- _ASSIGNED TASK_
Reproduce the records below exactly as given.

------------

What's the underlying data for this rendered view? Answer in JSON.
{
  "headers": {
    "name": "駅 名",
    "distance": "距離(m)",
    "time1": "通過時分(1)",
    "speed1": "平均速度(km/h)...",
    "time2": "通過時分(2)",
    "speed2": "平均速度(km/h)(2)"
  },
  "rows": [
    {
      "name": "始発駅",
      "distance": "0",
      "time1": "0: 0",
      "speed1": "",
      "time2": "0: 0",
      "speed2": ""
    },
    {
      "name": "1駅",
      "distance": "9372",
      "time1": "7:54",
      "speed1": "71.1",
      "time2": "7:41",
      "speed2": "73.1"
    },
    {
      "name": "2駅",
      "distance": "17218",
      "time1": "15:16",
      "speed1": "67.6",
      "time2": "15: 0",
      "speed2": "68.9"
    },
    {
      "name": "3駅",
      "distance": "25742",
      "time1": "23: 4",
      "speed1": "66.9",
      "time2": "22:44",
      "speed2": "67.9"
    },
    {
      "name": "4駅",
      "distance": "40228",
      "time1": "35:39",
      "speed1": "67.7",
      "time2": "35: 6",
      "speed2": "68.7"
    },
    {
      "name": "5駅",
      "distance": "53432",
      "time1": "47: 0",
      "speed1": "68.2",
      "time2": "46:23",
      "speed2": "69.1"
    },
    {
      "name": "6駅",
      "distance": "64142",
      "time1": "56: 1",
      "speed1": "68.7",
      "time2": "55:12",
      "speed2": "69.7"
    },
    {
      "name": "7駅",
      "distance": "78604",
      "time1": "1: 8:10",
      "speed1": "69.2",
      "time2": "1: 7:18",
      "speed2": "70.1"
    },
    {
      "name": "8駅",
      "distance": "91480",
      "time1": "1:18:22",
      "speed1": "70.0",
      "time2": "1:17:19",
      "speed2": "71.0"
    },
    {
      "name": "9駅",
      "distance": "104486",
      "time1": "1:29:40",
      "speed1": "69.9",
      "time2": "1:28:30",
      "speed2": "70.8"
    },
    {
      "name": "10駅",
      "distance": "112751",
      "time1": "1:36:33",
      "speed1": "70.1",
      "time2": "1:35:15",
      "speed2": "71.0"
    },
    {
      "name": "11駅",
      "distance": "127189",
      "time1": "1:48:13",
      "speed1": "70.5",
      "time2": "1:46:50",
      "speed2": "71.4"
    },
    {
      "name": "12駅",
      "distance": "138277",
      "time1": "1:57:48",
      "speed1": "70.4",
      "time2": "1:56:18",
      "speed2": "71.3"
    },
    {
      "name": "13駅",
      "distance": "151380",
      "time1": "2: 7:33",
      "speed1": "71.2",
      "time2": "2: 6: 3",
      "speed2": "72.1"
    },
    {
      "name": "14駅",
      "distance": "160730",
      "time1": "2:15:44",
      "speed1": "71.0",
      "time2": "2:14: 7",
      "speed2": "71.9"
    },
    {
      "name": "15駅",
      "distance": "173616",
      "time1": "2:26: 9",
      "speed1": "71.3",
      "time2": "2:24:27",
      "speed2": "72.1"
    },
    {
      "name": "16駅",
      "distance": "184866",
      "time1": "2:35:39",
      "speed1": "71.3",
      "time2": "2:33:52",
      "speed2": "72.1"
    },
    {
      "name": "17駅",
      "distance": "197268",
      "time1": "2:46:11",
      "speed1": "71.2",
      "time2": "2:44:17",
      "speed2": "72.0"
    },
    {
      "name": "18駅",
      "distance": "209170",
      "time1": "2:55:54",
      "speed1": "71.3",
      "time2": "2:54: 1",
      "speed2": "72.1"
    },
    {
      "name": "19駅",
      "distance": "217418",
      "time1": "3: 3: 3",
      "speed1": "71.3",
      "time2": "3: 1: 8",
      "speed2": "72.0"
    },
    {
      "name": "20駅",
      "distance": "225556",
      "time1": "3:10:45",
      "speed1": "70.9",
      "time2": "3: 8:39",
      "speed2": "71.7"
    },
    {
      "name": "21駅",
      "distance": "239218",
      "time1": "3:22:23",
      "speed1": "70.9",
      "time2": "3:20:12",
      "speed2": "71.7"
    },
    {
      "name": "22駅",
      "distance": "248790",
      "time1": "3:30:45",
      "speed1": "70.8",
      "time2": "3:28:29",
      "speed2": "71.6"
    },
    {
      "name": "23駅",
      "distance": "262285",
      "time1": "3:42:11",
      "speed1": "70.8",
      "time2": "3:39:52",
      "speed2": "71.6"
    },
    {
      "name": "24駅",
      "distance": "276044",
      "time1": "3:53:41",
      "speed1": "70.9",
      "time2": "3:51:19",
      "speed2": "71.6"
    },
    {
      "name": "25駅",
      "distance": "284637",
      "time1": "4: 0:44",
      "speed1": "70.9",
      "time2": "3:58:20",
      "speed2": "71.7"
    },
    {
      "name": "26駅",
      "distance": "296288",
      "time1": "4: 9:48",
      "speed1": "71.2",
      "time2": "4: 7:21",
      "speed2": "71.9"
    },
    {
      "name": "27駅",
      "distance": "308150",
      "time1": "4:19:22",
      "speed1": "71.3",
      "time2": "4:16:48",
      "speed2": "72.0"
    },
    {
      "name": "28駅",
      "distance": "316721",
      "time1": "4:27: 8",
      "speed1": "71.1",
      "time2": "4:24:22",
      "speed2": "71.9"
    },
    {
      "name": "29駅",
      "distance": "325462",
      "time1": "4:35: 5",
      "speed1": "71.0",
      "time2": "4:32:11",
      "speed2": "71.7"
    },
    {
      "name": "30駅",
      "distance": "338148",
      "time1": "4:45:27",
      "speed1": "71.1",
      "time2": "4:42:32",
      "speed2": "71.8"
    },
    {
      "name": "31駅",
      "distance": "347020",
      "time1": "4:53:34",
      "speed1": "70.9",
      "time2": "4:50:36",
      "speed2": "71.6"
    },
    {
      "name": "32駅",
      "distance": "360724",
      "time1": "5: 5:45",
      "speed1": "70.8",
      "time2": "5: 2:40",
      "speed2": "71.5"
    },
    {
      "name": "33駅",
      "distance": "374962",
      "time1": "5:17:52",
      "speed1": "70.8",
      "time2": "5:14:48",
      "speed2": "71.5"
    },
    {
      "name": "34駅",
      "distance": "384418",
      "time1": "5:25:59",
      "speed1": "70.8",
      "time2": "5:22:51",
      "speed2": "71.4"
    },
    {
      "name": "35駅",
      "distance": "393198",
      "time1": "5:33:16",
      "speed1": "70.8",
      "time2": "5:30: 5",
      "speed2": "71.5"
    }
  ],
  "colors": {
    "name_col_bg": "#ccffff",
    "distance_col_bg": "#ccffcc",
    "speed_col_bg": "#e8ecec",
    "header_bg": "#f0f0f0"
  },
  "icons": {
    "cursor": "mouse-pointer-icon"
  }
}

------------

- _REPLY_
What's the underlying data for this rendered view? Answer in JSON.
{
  "headers": {
    "name": "駅 名",
    "distance": "距離(m)",
    "time1": "通過時分(1)",
    "speed1": "平均速度(km/h)...",
    "time2": "通過時分(2)",
    "speed2": "平均速度(km/h)(2)"
  },
  "rows": [
    {
      "name": "始発駅",
      "distance": "0",
      "time1": "0: 0",
      "speed1": "",
      "time2": "0: 0",
      "speed2": ""
    },
    {
      "name": "1駅",
      "distance": "9372",
      "time1": "7:54",
      "speed1": "71.1",
      "time2": "7:41",
      "speed2": "73.1"
    },
    {
      "name": "2駅",
      "distance": "17218",
      "time1": "15:16",
      "speed1": "67.6",
      "time2": "15: 0",
      "speed2": "68.9"
    },
    {
      "name": "3駅",
      "distance": "25742",
      "time1": "23: 4",
      "speed1": "66.9",
      "time2": "22:44",
      "speed2": "67.9"
    },
    {
      "name": "4駅",
      "distance": "40228",
      "time1": "35:39",
      "speed1": "67.7",
      "time2": "35: 6",
      "speed2": "68.7"
    },
    {
      "name": "5駅",
      "distance": "53432",
      "time1": "47: 0",
      "speed1": "68.2",
      "time2": "46:23",
      "speed2": "69.1"
    },
    {
      "name": "6駅",
      "distance": "64142",
      "time1": "56: 1",
      "speed1": "68.7",
      "time2": "55:12",
      "speed2": "69.7"
    },
    {
      "name": "7駅",
      "distance": "78604",
      "time1": "1: 8:10",
      "speed1": "69.2",
      "time2": "1: 7:18",
      "speed2": "70.1"
    },
    {
      "name": "8駅",
      "distance": "91480",
      "time1": "1:18:22",
      "speed1": "70.0",
      "time2": "1:17:19",
      "speed2": "71.0"
    },
    {
      "name": "9駅",
      "distance": "104486",
      "time1": "1:29:40",
      "speed1": "69.9",
      "time2": "1:28:30",
      "speed2": "70.8"
    },
    {
      "name": "10駅",
      "distance": "112751",
      "time1": "1:36:33",
      "speed1": "70.1",
      "time2": "1:35:15",
      "speed2": "71.0"
    },
    {
      "name": "11駅",
      "distance": "127189",
      "time1": "1:48:13",
      "speed1": "70.5",
      "time2": "1:46:50",
      "speed2": "71.4"
    },
    {
      "name": "12駅",
      "distance": "138277",
      "time1": "1:57:48",
      "speed1": "70.4",
      "time2": "1:56:18",
      "speed2": "71.3"
    },
    {
      "name": "13駅",
      "distance": "151380",
      "time1": "2: 7:33",
      "speed1": "71.2",
      "time2": "2: 6: 3",
      "speed2": "72.1"
    },
    {
      "name": "14駅",
      "distance": "160730",
      "time1": "2:15:44",
      "speed1": "71.0",
      "time2": "2:14: 7",
      "speed2": "71.9"
    },
    {
      "name": "15駅",
      "distance": "173616",
      "time1": "2:26: 9",
      "speed1": "71.3",
      "time2": "2:24:27",
      "speed2": "72.1"
    },
    {
      "name": "16駅",
      "distance": "184866",
      "time1": "2:35:39",
      "speed1": "71.3",
      "time2": "2:33:52",
      "speed2": "72.1"
    },
    {
      "name": "17駅",
      "distance": "197268",
      "time1": "2:46:11",
      "speed1": "71.2",
      "time2": "2:44:17",
      "speed2": "72.0"
    },
    {
      "name": "18駅",
      "distance": "209170",
      "time1": "2:55:54",
      "speed1": "71.3",
      "time2": "2:54: 1",
      "speed2": "72.1"
    },
    {
      "name": "19駅",
      "distance": "217418",
      "time1": "3: 3: 3",
      "speed1": "71.3",
      "time2": "3: 1: 8",
      "speed2": "72.0"
    },
    {
      "name": "20駅",
      "distance": "225556",
      "time1": "3:10:45",
      "speed1": "70.9",
      "time2": "3: 8:39",
      "speed2": "71.7"
    },
    {
      "name": "21駅",
      "distance": "239218",
      "time1": "3:22:23",
      "speed1": "70.9",
      "time2": "3:20:12",
      "speed2": "71.7"
    },
    {
      "name": "22駅",
      "distance": "248790",
      "time1": "3:30:45",
      "speed1": "70.8",
      "time2": "3:28:29",
      "speed2": "71.6"
    },
    {
      "name": "23駅",
      "distance": "262285",
      "time1": "3:42:11",
      "speed1": "70.8",
      "time2": "3:39:52",
      "speed2": "71.6"
    },
    {
      "name": "24駅",
      "distance": "276044",
      "time1": "3:53:41",
      "speed1": "70.9",
      "time2": "3:51:19",
      "speed2": "71.6"
    },
    {
      "name": "25駅",
      "distance": "284637",
      "time1": "4: 0:44",
      "speed1": "70.9",
      "time2": "3:58:20",
      "speed2": "71.7"
    },
    {
      "name": "26駅",
      "distance": "296288",
      "time1": "4: 9:48",
      "speed1": "71.2",
      "time2": "4: 7:21",
      "speed2": "71.9"
    },
    {
      "name": "27駅",
      "distance": "308150",
      "time1": "4:19:22",
      "speed1": "71.3",
      "time2": "4:16:48",
      "speed2": "72.0"
    },
    {
      "name": "28駅",
      "distance": "316721",
      "time1": "4:27: 8",
      "speed1": "71.1",
      "time2": "4:24:22",
      "speed2": "71.9"
    },
    {
      "name": "29駅",
      "distance": "325462",
      "time1": "4:35: 5",
      "speed1": "71.0",
      "time2": "4:32:11",
      "speed2": "71.7"
    },
    {
      "name": "30駅",
      "distance": "338148",
      "time1": "4:45:27",
      "speed1": "71.1",
      "time2": "4:42:32",
      "speed2": "71.8"
    },
    {
      "name": "31駅",
      "distance": "347020",
      "time1": "4:53:34",
      "speed1": "70.9",
      "time2": "4:50:36",
      "speed2": "71.6"
    },
    {
      "name": "32駅",
      "distance": "360724",
      "time1": "5: 5:45",
      "speed1": "70.8",
      "time2": "5: 2:40",
      "speed2": "71.5"
    },
    {
      "name": "33駅",
      "distance": "374962",
      "time1": "5:17:52",
      "speed1": "70.8",
      "time2": "5:14:48",
      "speed2": "71.5"
    },
    {
      "name": "34駅",
      "distance": "384418",
      "time1": "5:25:59",
      "speed1": "70.8",
      "time2": "5:22:51",
      "speed2": "71.4"
    },
    {
      "name": "35駅",
      "distance": "393198",
      "time1": "5:33:16",
      "speed1": "70.8",
      "time2": "5:30: 5",
      "speed2": "71.5"
    }
  ],
  "colors": {
    "name_col_bg": "#ccffff",
    "distance_col_bg": "#ccffcc",
    "speed_col_bg": "#e8ecec",
    "header_bg": "#f0f0f0"
  },
  "icons": {
    "cursor": "mouse-pointer-icon"
  }
}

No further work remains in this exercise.